As the WTP blog goes on to point out there are three projects in total that are going to be built on parkland if the mayor and his cronies get their way: "The 1200 acre Flushing Meadow- Corona Park, and the surrounding community is currently under-siege by two other commercial projects being proposed; a 8,000-seat U.S. Tennis Association stadium, including a large parking garage, and an enormous mall next to Citi Field as part of the EDC's Willets Point Development that the City is not planning seeking parkland alienation approval for."
The huge hint that something non-Kosher in government is taking place can be found when the pols resort to euphemisms to describe their activities-and we can see this clearly with Flushing Meadows:
"Both the State Senator and the Mayor seem to be confused about where exactly these projects are located. A Bloomberg spokesperson said the projects are vital to reviving - (again), "the area."

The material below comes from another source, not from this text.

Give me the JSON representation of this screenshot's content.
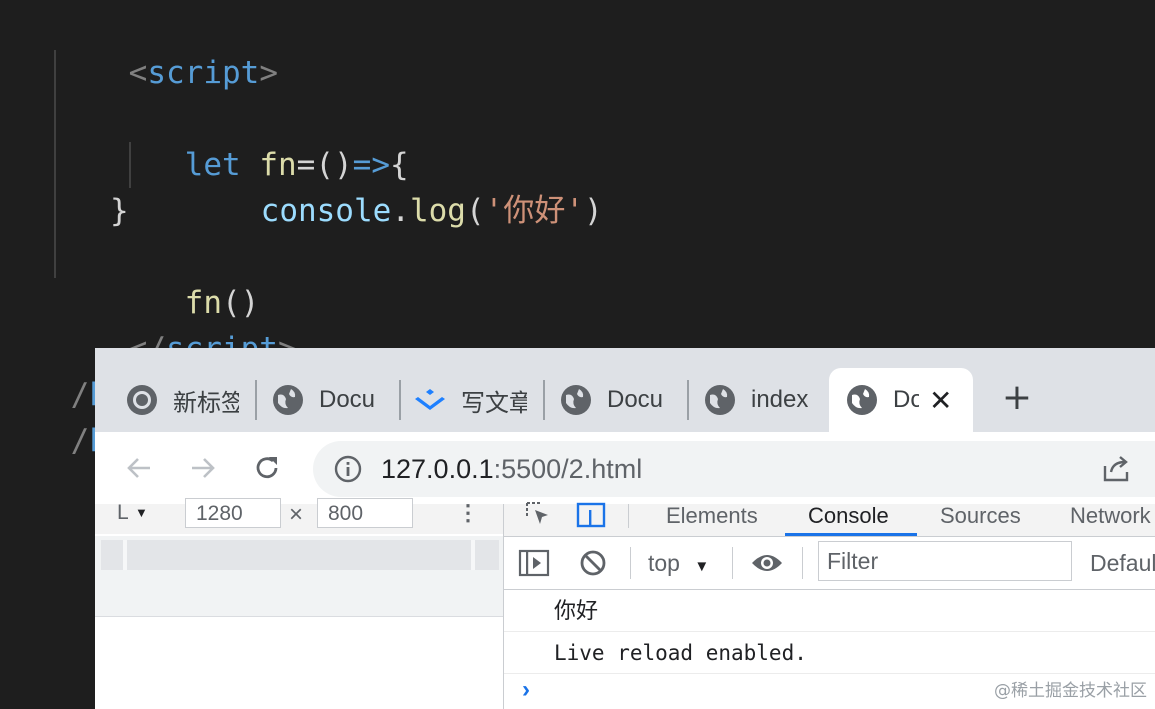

"In all of our conversations with Queens community groups, we hear the same message consistently: the borough needs more jobs and economic activity. These projects would meet that need in spectacular fashion and provide employment to thousands of Queens residents," said spokeswoman Julie Wood."
Of course, a lot more jobs would be available right in Flushing Meadows if the Parks Department budget hadn't been cut so that park maintenance was so poorly looked after-and let's not forget the deal that allowed the Mets to keep parking revenues that went to the city before CitiField was built. As the NY Times reported about the deals struck for both teams (via Wikepedia):
"The plan also said that the teams would be allowed to keep all parking revenues, which state officials had already said they wanted to keep to compensate the state for building new garages for the teams. The teams would keep 96% of ticket revenues and 100% of all other revenues, not pay sales tax or property tax on the stadium, and would get low-cost electricity from New York state. Business officials criticized the plan as giving too much money to successful teams with little reason to move to a different city."
All of this has been a hallmark of the Bloomberg administration-using the mantra of economic development to award lucrative deals to its friends and in the process giving short shrift to the lower orders who fly so far below the mayor's radar-except when he's looking to control their eating behavior.
As the park advocates make clear what is needed is a full environmental review of all three of these projects-and not during the shotgun wedding climate of Ulurp, but before, so that a sober assessment can be made. The advocates get the last word:
"A public scoping meeting for Willets Point Development is being held on Thursday, September 27, 2012, at P.S. 19 Marino Jeantet, 98-02 Roosevelt Avenue, Queens, New York, at 4:30 P.M. Opponents of the plans are calling for a full environmental review of all three projects to access the cumulative impacts before any of the projects begin ULURP.